Akapulko is a shrub found throughout the Philippines. It is known under various names in different regions in the country.
Common names: Katanda (Tagalog); andadasi (Ilokano);palochina (Bisaya);
ringworm bush,seven golden candlesticks, bayabas-bayabasan
Found in: Abundantly naturalized in South East Asia, and occasionally planted
throughout the region for medicinal and ornamental purposes
Parts used: Leaves
Anti-fungal (tinea flava, ringworm, athlete’s foot and scabies)
– Fresh, matured leaves are pounded. Apply soap to the affected area 1-2 times a day.
8.) Niyog- Niyogan (Quisqualis Indica L.)
Common names: Tartaraok (Tagalog); balitadham (Bisaya); Rangoon creeper,
Chinese honeysuckle, liane vermifuge.
Indications: Fruit (kernel) anthelmintic; leaves poultice for headache
Found in: In forest margins at low altitude, in gardensand backyards. Native to
Asian tropics and throughout Malaysian region.
Parts used: Fruits
Special precautions: Follow recommended dosage. Overdose causes hiccups.
-The seeds are taken 2 hours after supper. If no worms are expelled, the dose may be repeated after one week. (Caution: Not to be given to children below 4 years old)
9.) Tsaang Gubat (Carmona retusa (Vahl) Masam.)
Tsaang Gubat is a shrub that grows abundantly in the Philippines. In folkloric medicine, the leaves has been used as a disinfectant wash during child birth, as cure for diarrhea, as tea for general good heath and because Tsaang Gubathas high fluoride content, it is used as a mouth gargle for preventing tooth decay. Research and test now prove it’s efficacy as an herbal medicine. Aside from the traditional way of taking Tsaag Gubat, it is now available commercially in capsules, tablets and tea bags.
Common names: Putputai (Bikol); alangit (Bisaya); forest tea, wild tea.
Indications: pills, leaf decoction for gastroenteritis; as gargle to prevent cavities
Found in:In secondary forests at low and medium altitudes. Sometimes cultivated
– Boil chopped leaves into 2 glasses of water for 15 minutes. Divide decoction into 4 parts. Drink 1 part every 3 hours
– Boil chopped leaves in 1 glass of water for 15 minutes. Cool and strain.
Ampalaya has been for used even by the Chinese for centuries. The effectively of Ampalayaas an herbal medicine has been tried and tested by many research clinics and laboratories worldwide. In the Philippines, the Department of Health has endorsed Ampalaya as an alternative medicine to help alleviate various ailments
Common names: Ampalaya (Tagalog); paria (Ilokano); palia (Bisaya); bitter gourd,
bitter cucumber, bitter melon (English)

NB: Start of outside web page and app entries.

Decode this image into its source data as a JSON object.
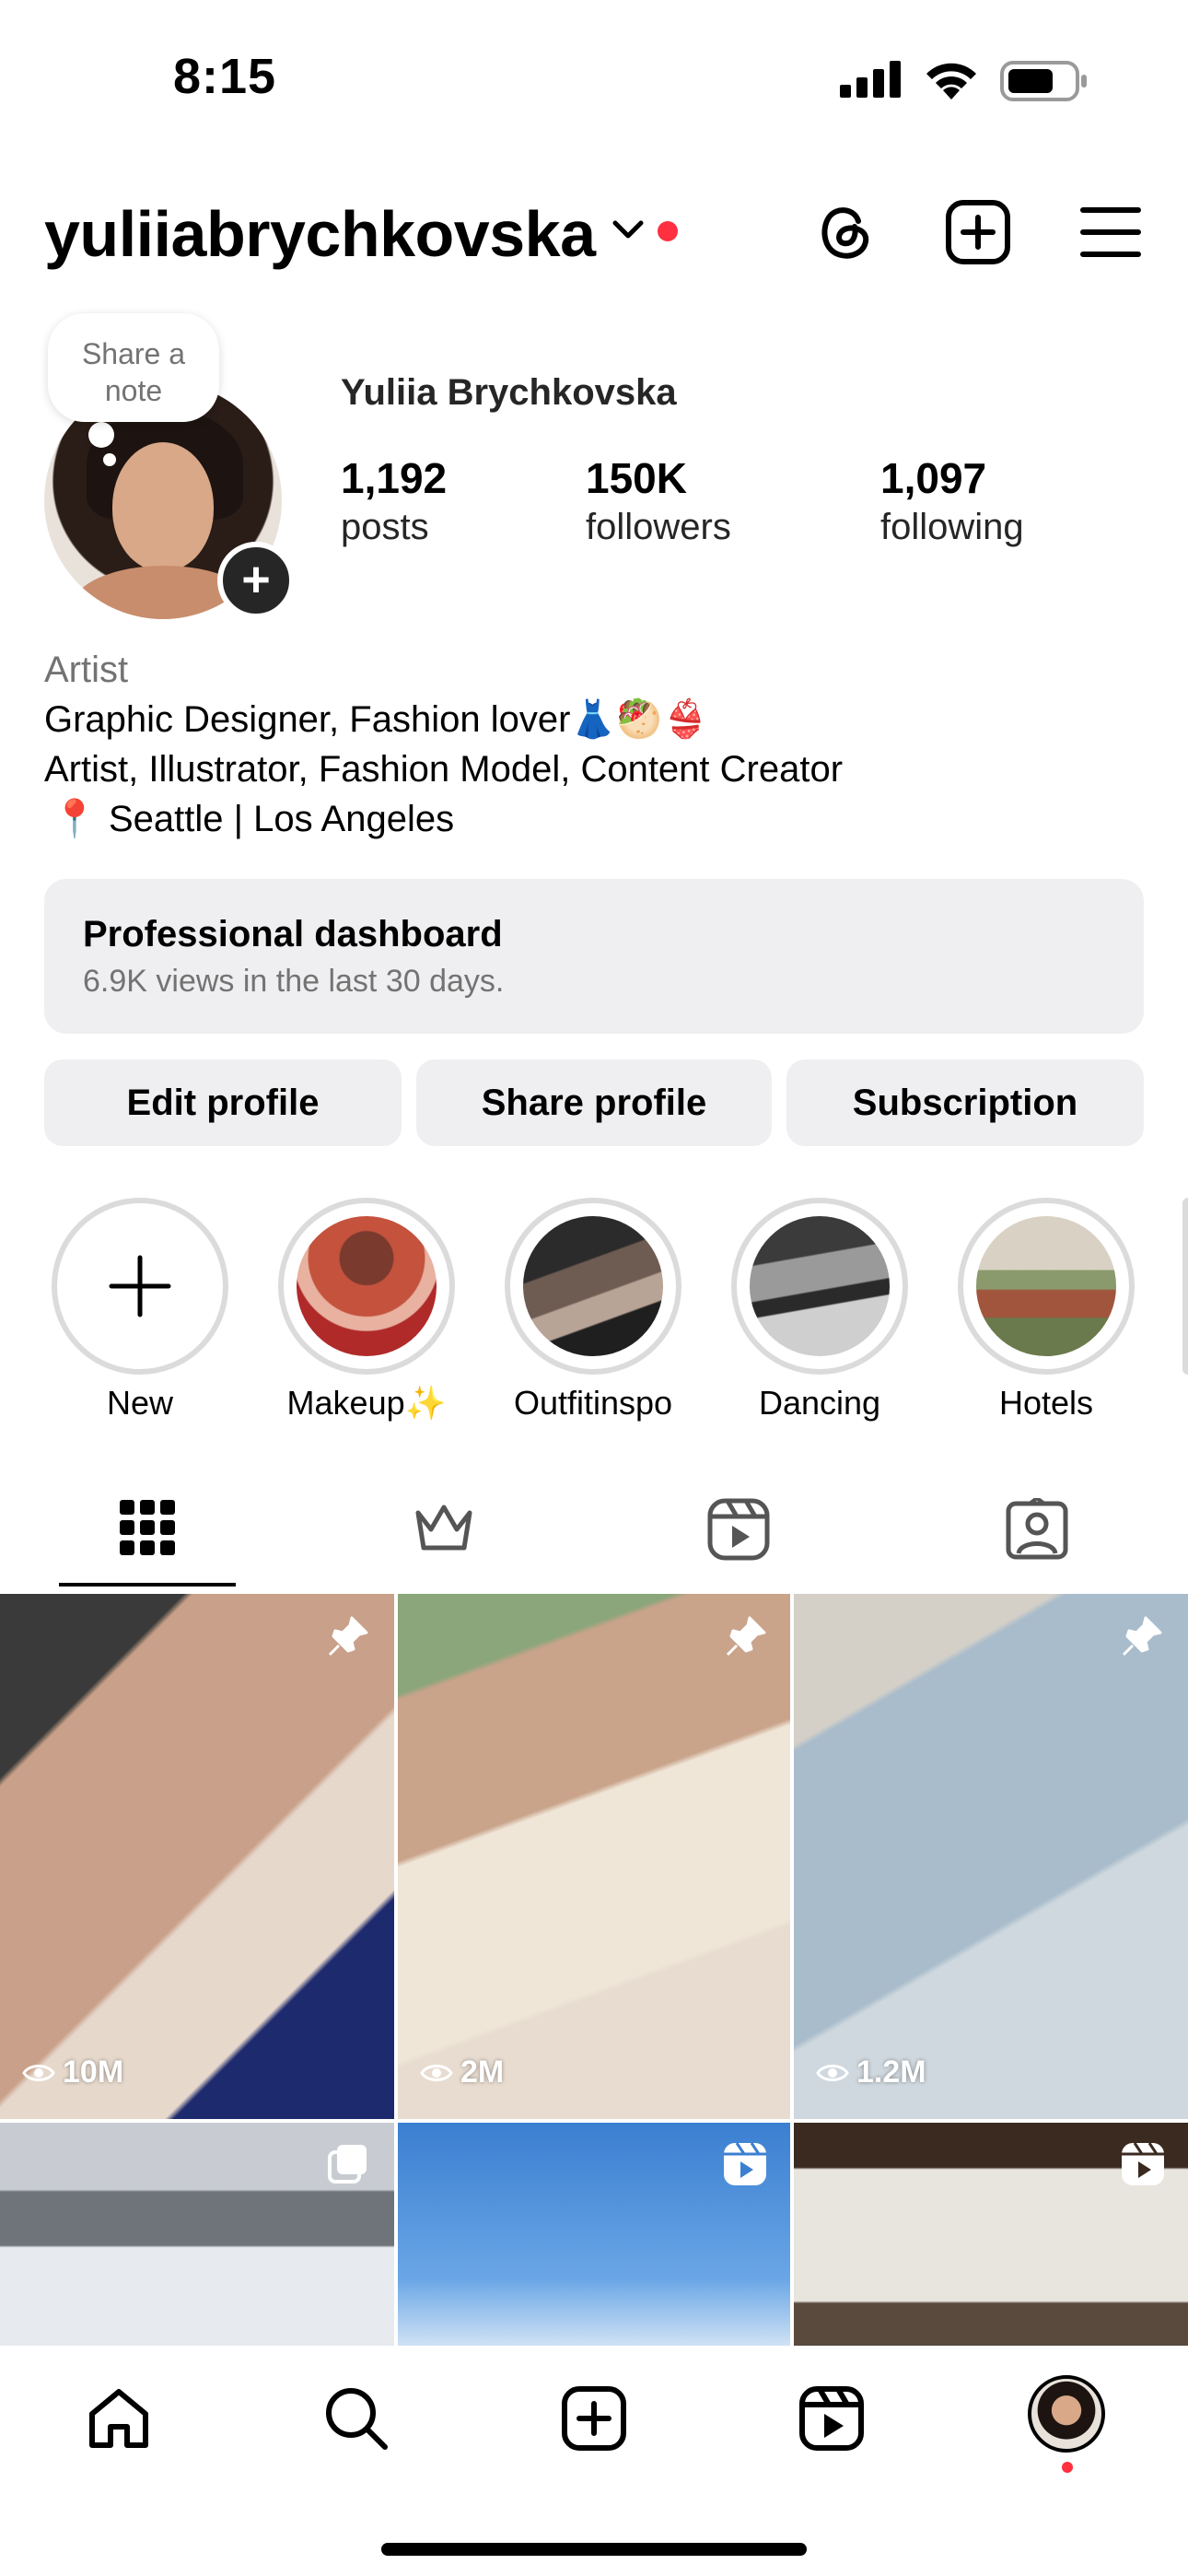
{
  "status_bar": {
    "time": "8:15"
  },
  "header": {
    "username": "yuliiabrychkovska"
  },
  "note": {
    "text_line1": "Share a",
    "text_line2": "note"
  },
  "profile": {
    "full_name": "Yuliia Brychkovska",
    "stats": [
      {
        "value": "1,192",
        "label": "posts"
      },
      {
        "value": "150K",
        "label": "followers"
      },
      {
        "value": "1,097",
        "label": "following"
      }
    ]
  },
  "bio": {
    "category": "Artist",
    "line1": "Graphic Designer, Fashion lover👗🥙👙",
    "line2": "Artist, Illustrator, Fashion Model, Content Creator",
    "line3_pin": "📍",
    "line3": "Seattle | Los Angeles"
  },
  "dashboard": {
    "title": "Professional dashboard",
    "subtitle": "6.9K views in the last 30 days."
  },
  "buttons": {
    "edit": "Edit profile",
    "share": "Share profile",
    "subscription": "Subscription"
  },
  "highlights": [
    {
      "label": "New"
    },
    {
      "label": "Makeup✨"
    },
    {
      "label": "Outfitinspo"
    },
    {
      "label": "Dancing"
    },
    {
      "label": "Hotels"
    }
  ],
  "tabs": [
    "grid-icon",
    "crown-icon",
    "reels-icon",
    "tagged-icon"
  ],
  "grid_views": [
    "10M",
    "2M",
    "1.2M"
  ],
  "colors": {
    "notification_dot": "#ff3040",
    "button_bg": "#efeff1",
    "secondary_text": "#737373"
  }
}
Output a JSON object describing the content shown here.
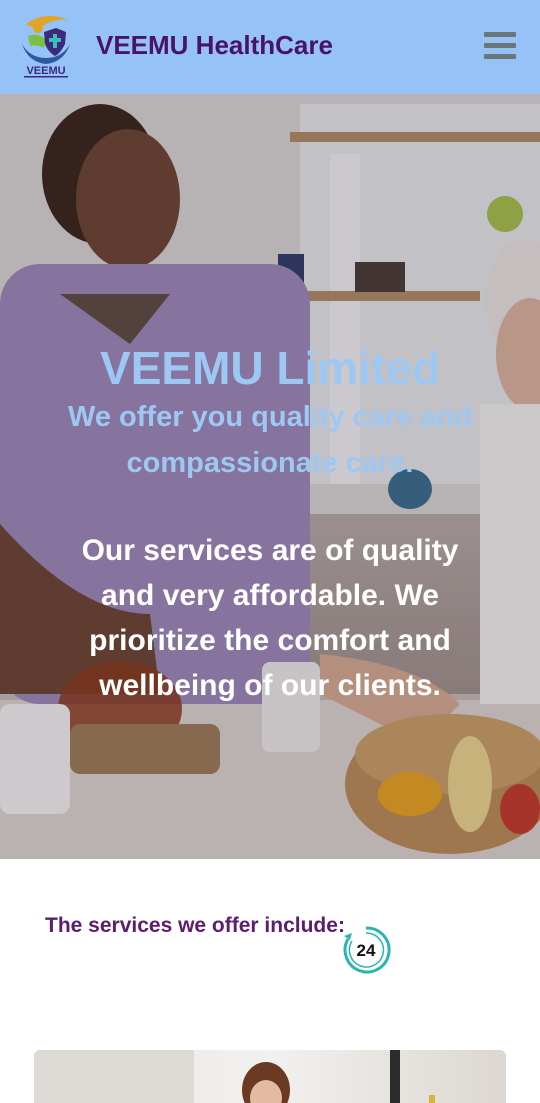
{
  "header": {
    "logo_text": "VEEMU",
    "brand": "VEEMU HealthCare"
  },
  "hero": {
    "title": "VEEMU Limited",
    "subtitle": "We offer you quality care and compassionate care.",
    "body": "Our services are of quality and very affordable. We prioritize the comfort and wellbeing of our clients."
  },
  "services": {
    "heading": "The services we offer include:",
    "badge": "24"
  },
  "colors": {
    "header_bg": "#96c3f7",
    "brand_purple": "#4a1464",
    "accent_blue": "#9ec8f4",
    "teal": "#2bb5b0"
  }
}
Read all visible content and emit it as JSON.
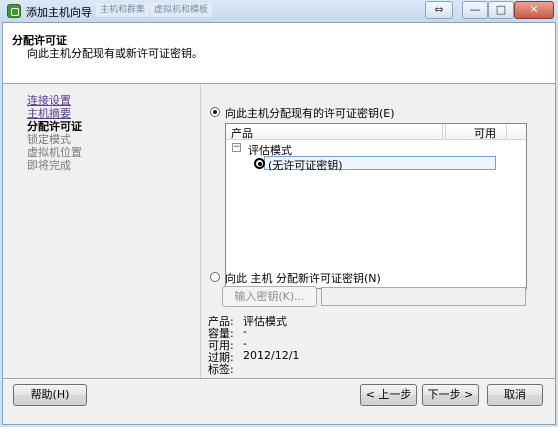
{
  "window": {
    "title": "添加主机向导",
    "ghost_tabs": [
      "主机和群集",
      "虚拟机和模板"
    ],
    "controls": {
      "restore": "⇔",
      "minimize": "—",
      "maximize": "□",
      "close": "✕"
    }
  },
  "header": {
    "title": "分配许可证",
    "subtitle": "向此主机分配现有或新许可证密钥。"
  },
  "nav": {
    "items": [
      {
        "label": "连接设置",
        "state": "link"
      },
      {
        "label": "主机摘要",
        "state": "link"
      },
      {
        "label": "分配许可证",
        "state": "current"
      },
      {
        "label": "锁定模式",
        "state": "disabled"
      },
      {
        "label": "虚拟机位置",
        "state": "disabled"
      },
      {
        "label": "即将完成",
        "state": "disabled"
      }
    ]
  },
  "license": {
    "existing_option": {
      "label": "向此主机分配现有的许可证密钥(E)",
      "checked": true
    },
    "grid": {
      "columns": [
        "产品",
        "可用"
      ],
      "group": {
        "toggle": "⊟",
        "label": "评估模式"
      },
      "selected_row": "(无许可证密钥)"
    },
    "new_option": {
      "label": "向此 主机 分配新许可证密钥(N)",
      "checked": false
    },
    "enter_key_button": "输入密钥(K)...",
    "key_value": ""
  },
  "details": {
    "rows": [
      {
        "label": "产品:",
        "value": "评估模式"
      },
      {
        "label": "容量:",
        "value": "-"
      },
      {
        "label": "可用:",
        "value": "-"
      },
      {
        "label": "过期:",
        "value": "2012/12/1"
      },
      {
        "label": "标签:",
        "value": ""
      }
    ]
  },
  "footer": {
    "help": "帮助(H)",
    "back": "< 上一步",
    "next": "下一步 >",
    "cancel": "取消"
  }
}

Indications: lowers blood sugar levels
Found in: In lowland rain forest, thickets, hedges, waste places, and roadsides.
Parts used: Young leaves
Special precautions: Blood sugar levels should be monitored regularly. The native
variety with small bitter fruit is recommended
Diabetes Mellitus (Mild non-insulin dependent)
– Chopped leaves then boil in a glass of water for 15 minutes. Do not cover. Cool and strain. Take 1/3 cup 3 times a day after meals.
Here is a summary of these 10 amazing herbal medicines, their purpose, and how to prepare them. We hope that it comes in handy when you have access to these herbs.
Reduces risk of cancer
|Decoction (the process of boiling the leaves or other parts of a fruit/plant in a couple of glasses of water for 15 minutes).
Pounded using a pestle and mortar and can be applied to affected areas where there is pain, or soreness.
Eaten as salad
Antiseptic (wound healing)
Fruit can be eaten
|Lowering blood cholesterol levels
|Infused with other herbs or honey
Pounded and applied to affected areas (external use only)
Cooked or eaten raw
Crushing and extracting the sap
|Infused and made as tea
Crushed and applied when there is fever
|Leaves crushed and applied to affected area
|Can be eaten (seeds)
|Drink as tea
|Lowers blood sugar levels
|Fruit can be eaten (cooked or raw)
There you go, the 10 Herbal Medicines approved by the DOH. Although these are all-natural herbal medications approved by the Department of Health, it’s still best to advise our patients or clients to consult a physician or visit a clinic whenever possible